Adding labels to your alert rules can provide additional context and make it easier to manage and filter alerts. Some best practices for using alert labels include:

  • Include labels that describe the affected component, severity, and priority of the alert.
  • Use consistent label names across your alert rules for easier filtering and grouping.
  • Consider using predefined label values to ensure consistency and standardization.

3. Silence and Inhibition

Prometheus provides features like silence and inhibition to help you manage and control the flow of alerts. Here’s how you can use them:

  • Silence: Temporarily mute specific alerts or groups of alerts to avoid unnecessary notifications during maintenance or known issues.
  • Inhibition: Prevent alerts from firing based on certain conditions, such as inhibiting lower-priority alerts when a higher-priority alert is already active.

Testing and Debugging Alert Rules

It is crucial to test and debug your alert rules to ensure they are working as expected. Here are some tips for testing and debugging:

1. Alerting Rules Tab

The “Alerting Rules” tab in the Prometheus web interface provides a summary of all defined alert rules and their current state. Use this tab to verify if your alert rules are being evaluated correctly and if any alerts are firing.

2. Alertmanager Integration

Integrate Prometheus with an alert manager, such as Alertmanager, to handle and route alerts. Alertmanager provides additional features for managing, grouping, and forwarding alerts to various notification channels.

3. Alert Rule Evaluation

Use the Prometheus expression browser to evaluate and test your alert rule expressions. The expression browser allows you to execute PromQL queries and see the results, helping you verify the correctness of your conditions.

4. Alert Rule Notifications

Configure alert notifications to ensure you receive alerts when they are triggered. Prometheus supports various notification channels, including email, Slack, PagerDuty, and more. Set up the appropriate notification integrations and test them to ensure proper delivery of alerts.

Frequently Asked Questions (FAQs)

Q: Can I have multiple conditions in a single alert rule?

A: Yes, you can use logical operators such as AND and OR to combine multiple conditions in a single alert rule. This allows you to create complex conditions that trigger alerts only when all the specified conditions are met or any of them are met.

Q: How can I silence specific alerts during maintenance?

A: Prometheus provides a silence feature that allows you to mute specific alerts or groups of alerts for a specified duration. You can use the Prometheus web interface or the API to create silences and ensure that you don’t receive unnecessary notifications during maintenance periods.

Q: Can I customize the notification messages for alerts?

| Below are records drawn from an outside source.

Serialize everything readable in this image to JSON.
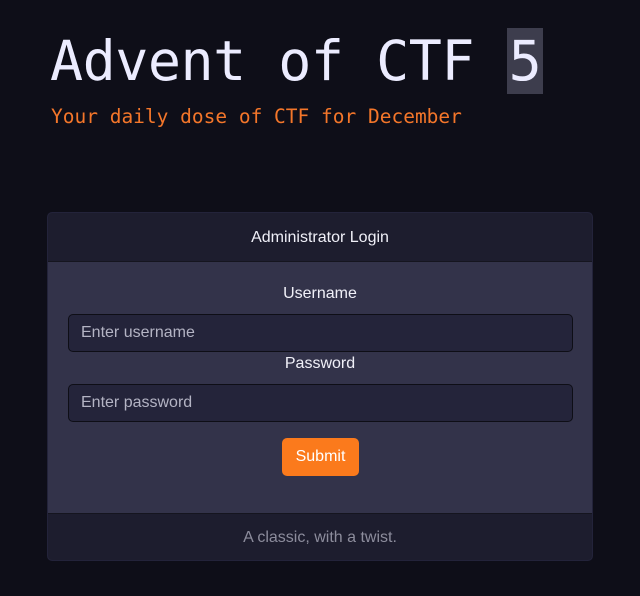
{
  "hero": {
    "title": "Advent of CTF ",
    "day_number": "5",
    "subtitle": "Your daily dose of CTF for December"
  },
  "login_card": {
    "header": "Administrator Login",
    "username_label": "Username",
    "username_placeholder": "Enter username",
    "username_value": "",
    "password_label": "Password",
    "password_placeholder": "Enter password",
    "password_value": "",
    "submit_label": "Submit",
    "footer_text": "A classic, with a twist."
  },
  "colors": {
    "background": "#0e0e18",
    "title_text": "#ececff",
    "subtitle_accent": "#f4762a",
    "submit_button": "#fb7a1c",
    "card_body": "#33334a",
    "card_header_footer": "#1d1d2e"
  }
}
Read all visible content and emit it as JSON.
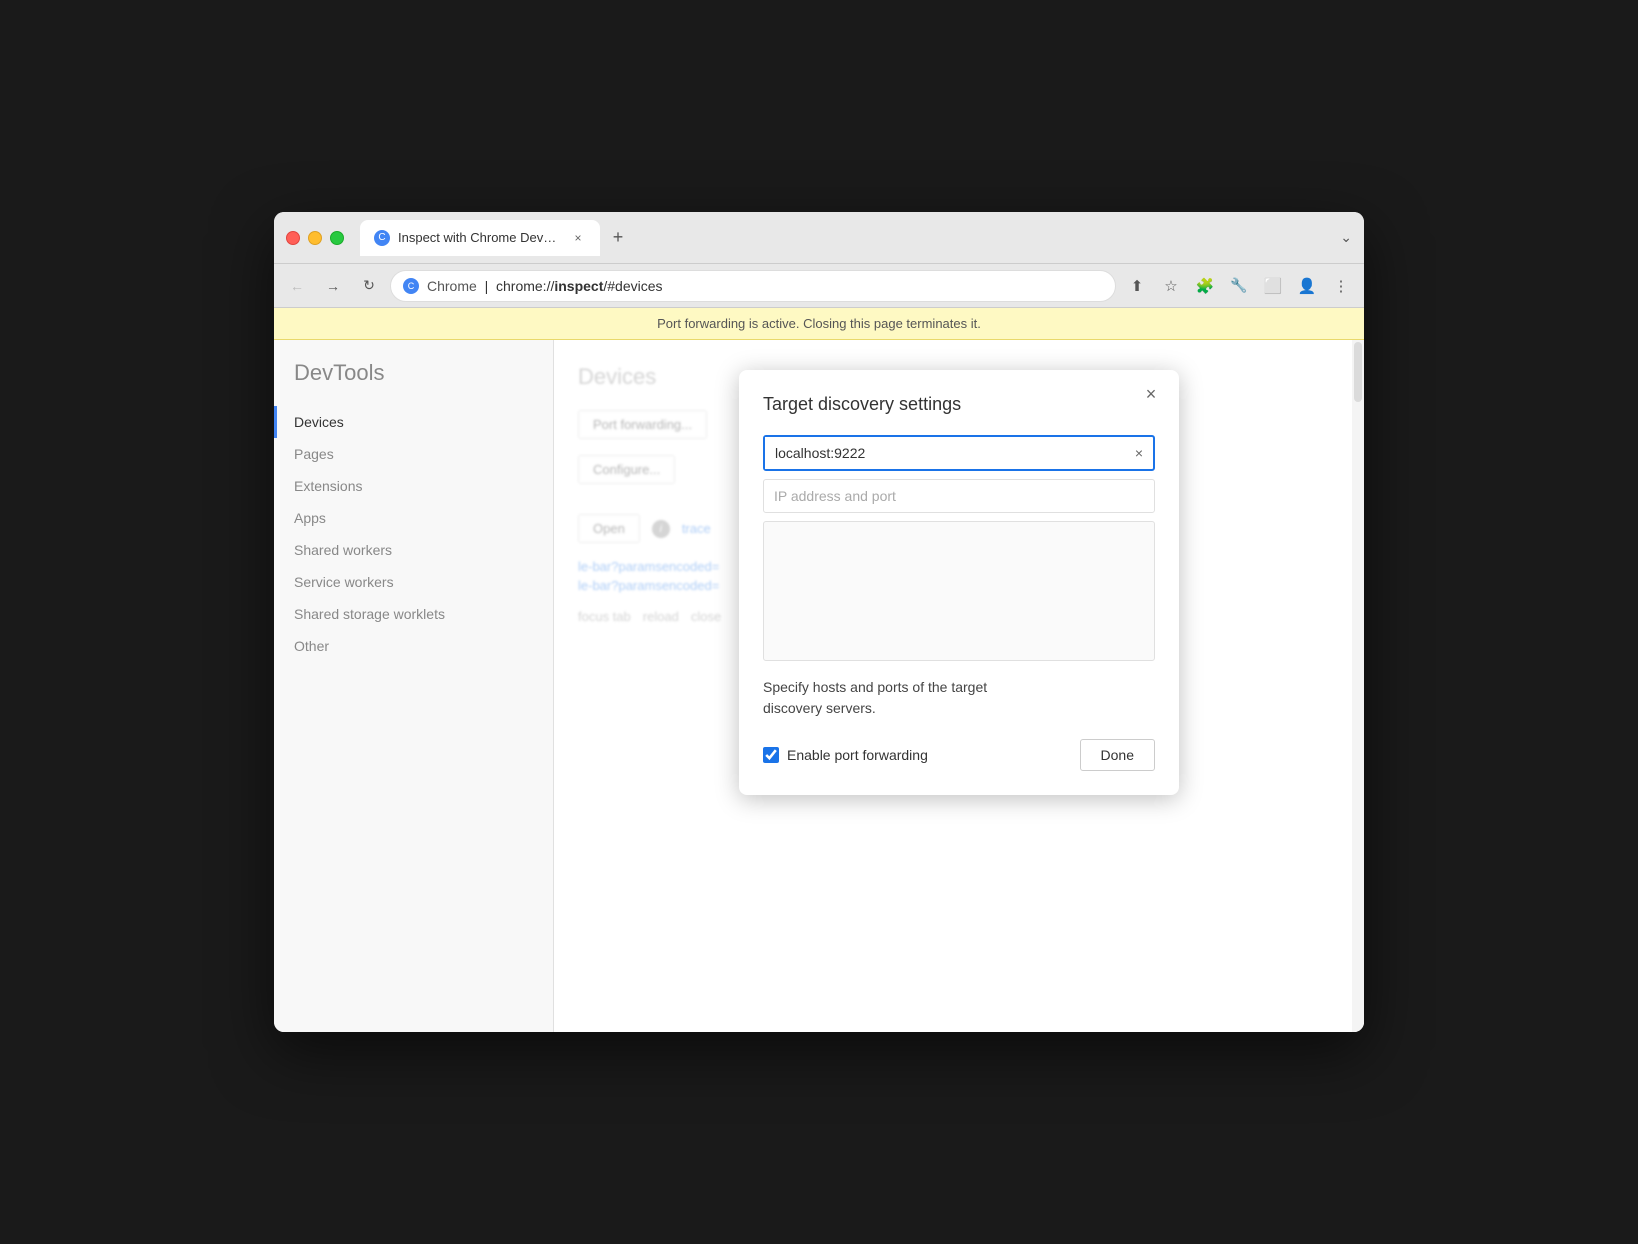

A: Yes, you can customize the notification messages for alerts by configuring templates in your alert manager, such as Alertmanager. Templates allow you to define the content and format of the notification messages, including variables that are replaced with actual values from the alert.


Fine-tuning alert rules in Prometheus is essential for effective monitoring and timely notifications. By understanding how to create and customize alert rules, you can ensure that you receive accurate alerts for critical events in your applications and infrastructure. Remember to regularly test and debug your alert rules to maintain their reliability. Happy monitoring!